The school system’s $22 million budget supports five schools: an elementary school, a middle school, a high school, an early childhood center and an alternative school.
The district receives about $2 million in federal funding. Title I pays for teachers who work with struggling readers in kindergarten through third grade. And Van Wert uses the federal Title II program, which funds professional development and is targeted for elimination, to reduce class sizes.
Spending federal money or any other taxpayer funds on vouchers for private school tuition is looked on harshly. Ms. Haycock called it “really theft.” “It’s saying we passed a levy to go to our school district, and it’s really going somewhere else,” she said.
Educators hope Ms. DeVos saw during her visit that they make do with what they have.
In the elementary school, 60 percent of students are below the poverty line, and the school had to hire many support staff members, including a social worker whose caseload swelled to 40 this year, to help students and families meet basic needs and manage hardships.
“Out here in the middle of cow country, we have this amazing opportunity to serve kids who are no different than kids anywhere else,” said Kevin Gehres, the elementary school’s principal. “Our funding is the blood, sweat and tears of our community, and we are held accountable for that.”
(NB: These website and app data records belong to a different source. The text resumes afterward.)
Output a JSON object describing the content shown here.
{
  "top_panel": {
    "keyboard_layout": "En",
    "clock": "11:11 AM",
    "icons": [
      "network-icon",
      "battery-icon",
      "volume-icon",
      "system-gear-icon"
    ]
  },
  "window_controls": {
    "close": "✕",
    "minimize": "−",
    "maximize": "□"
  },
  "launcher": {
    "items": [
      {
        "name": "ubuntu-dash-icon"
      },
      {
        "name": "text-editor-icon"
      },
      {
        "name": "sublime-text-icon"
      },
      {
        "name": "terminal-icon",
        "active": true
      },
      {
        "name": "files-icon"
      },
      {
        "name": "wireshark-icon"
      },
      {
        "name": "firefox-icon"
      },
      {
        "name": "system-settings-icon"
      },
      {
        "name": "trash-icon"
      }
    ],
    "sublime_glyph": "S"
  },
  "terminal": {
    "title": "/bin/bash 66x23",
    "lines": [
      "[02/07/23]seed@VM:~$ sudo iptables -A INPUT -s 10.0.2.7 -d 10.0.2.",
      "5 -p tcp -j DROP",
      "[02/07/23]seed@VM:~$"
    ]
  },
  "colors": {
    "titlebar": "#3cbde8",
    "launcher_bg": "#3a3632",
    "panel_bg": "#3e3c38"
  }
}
In the middle school, principals have overhauled scheduling to give teachers control of nearly 300 minutes of a 400-minute day.
The district has a 96 percent graduation rate, but Van Wert High School’s principal, Bob Priest, said he knew of 86 unfilled jobs at the local farm and food processing company. Too many students leave school unable to fill the jobs because they cannot pass a drug test and show up to work on time, he said. So the school has an internship program that pairs students with local businesses.
Van Wert educators said they believed their biggest threat was school choice. An expanded voucher program would be “potentially catastrophic” for the district’s finances, said Mike Ruen, the district’s treasurer.
About 400 students now take advantage of a state open-enrollment policy, which Ms. DeVos endorsed during her visit. It allows students to attend an out-of-district school and take $6,000 in state per-pupil funding with them.
Most of them attend schools in a neighboring suburb. About 20 students are enrolled in an online charter school that has a 39 percent graduation rate. And a local vocational school takes 80 percent of the funding for each student who transfers there.
Only one private school competes directly with Van Wert public schools: a small Catholic elementary school in town that the public school system provides special education services to, mostly at no charge. A Catholic high school 15 miles away is less of a draw, but could become one if parents receive vouchers. “I don’t think people are against choice,” Mr. Amstutz said. “But when you talk about expansion, taking money away from public schools, it gives people heartburn.”
Ms. DeVos made no commitments to changing course on the federal budgetand policies, but said she needed to digest the visit.
Ms. Weingarten, who has been invited to tour a school of choice with Ms. DeVos, said her union would continue to fight vigorously against budget cuts and publicly funded vouchers.
“I think today was important, and I hope that she saw things that will make her reflect on the importance of public education to our country,” Ms. Weingarten said of Ms. DeVos. “Time will tell.”